**What to produce:** The pictures stay out; everything else in the entries below must be returned exactly.
================================
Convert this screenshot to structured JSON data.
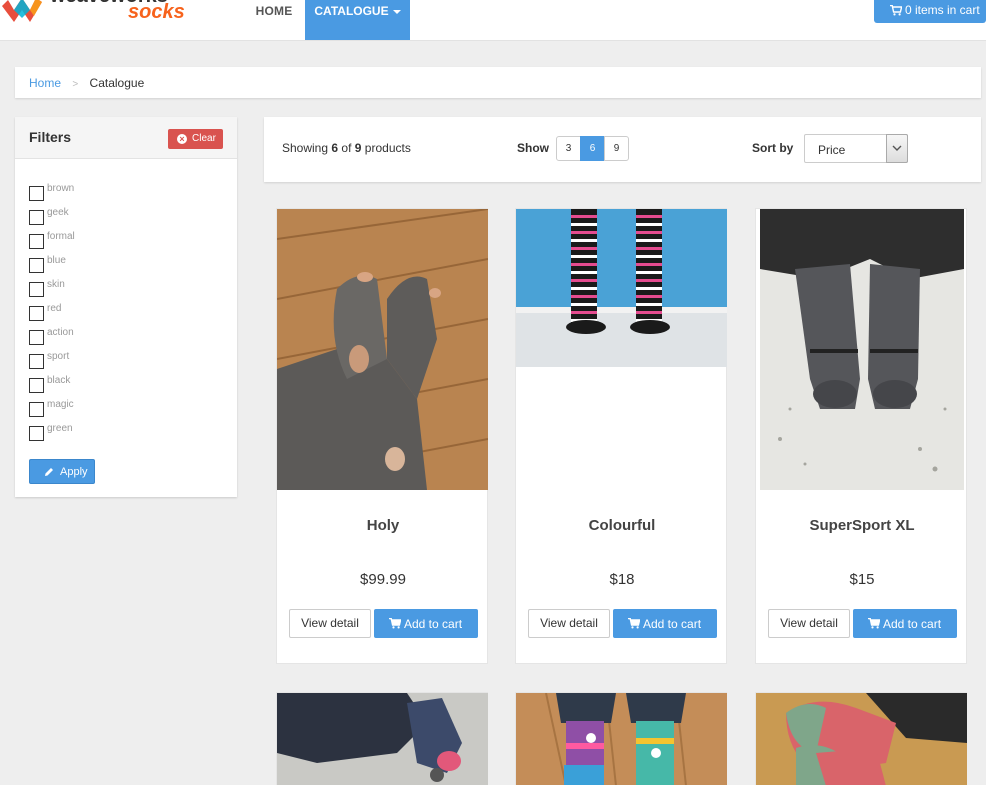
{
  "header": {
    "logo_text": "weaveworks socks",
    "nav_home": "HOME",
    "nav_catalogue": "CATALOGUE",
    "cart_label": "0 items in cart"
  },
  "breadcrumb": {
    "home": "Home",
    "current": "Catalogue"
  },
  "filters": {
    "title": "Filters",
    "clear_label": "Clear",
    "apply_label": "Apply",
    "options": [
      "brown",
      "geek",
      "formal",
      "blue",
      "skin",
      "red",
      "action",
      "sport",
      "black",
      "magic",
      "green"
    ]
  },
  "toolbar": {
    "showing_prefix": "Showing",
    "showing_count": "6",
    "showing_of": "of",
    "showing_total": "9",
    "showing_suffix": "products",
    "show_label": "Show",
    "page_sizes": [
      "3",
      "6",
      "9"
    ],
    "active_page_size": "6",
    "sort_label": "Sort by",
    "sort_value": "Price"
  },
  "products": [
    {
      "name": "Holy",
      "price": "$99.99",
      "detail_label": "View detail",
      "cart_label": "Add to cart"
    },
    {
      "name": "Colourful",
      "price": "$18",
      "detail_label": "View detail",
      "cart_label": "Add to cart"
    },
    {
      "name": "SuperSport XL",
      "price": "$15",
      "detail_label": "View detail",
      "cart_label": "Add to cart"
    }
  ],
  "colors": {
    "accent": "#4a9ae2",
    "danger": "#d9534f",
    "background": "#eeeeee"
  }
}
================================
**Task result:**
Convert this screenshot to structured JSON data.
{
  "header": {
    "logo_text": "weaveworks socks",
    "nav_home": "HOME",
    "nav_catalogue": "CATALOGUE",
    "cart_label": "0 items in cart"
  },
  "breadcrumb": {
    "home": "Home",
    "current": "Catalogue"
  },
  "filters": {
    "title": "Filters",
    "clear_label": "Clear",
    "apply_label": "Apply",
    "options": [
      "brown",
      "geek",
      "formal",
      "blue",
      "skin",
      "red",
      "action",
      "sport",
      "black",
      "magic",
      "green"
    ]
  },
  "toolbar": {
    "showing_prefix": "Showing",
    "showing_count": "6",
    "showing_of": "of",
    "showing_total": "9",
    "showing_suffix": "products",
    "show_label": "Show",
    "page_sizes": [
      "3",
      "6",
      "9"
    ],
    "active_page_size": "6",
    "sort_label": "Sort by",
    "sort_value": "Price"
  },
  "products": [
    {
      "name": "Holy",
      "price": "$99.99",
      "detail_label": "View detail",
      "cart_label": "Add to cart"
    },
    {
      "name": "Colourful",
      "price": "$18",
      "detail_label": "View detail",
      "cart_label": "Add to cart"
    },
    {
      "name": "SuperSport XL",
      "price": "$15",
      "detail_label": "View detail",
      "cart_label": "Add to cart"
    }
  ],
  "colors": {
    "accent": "#4a9ae2",
    "danger": "#d9534f",
    "background": "#eeeeee"
  }
}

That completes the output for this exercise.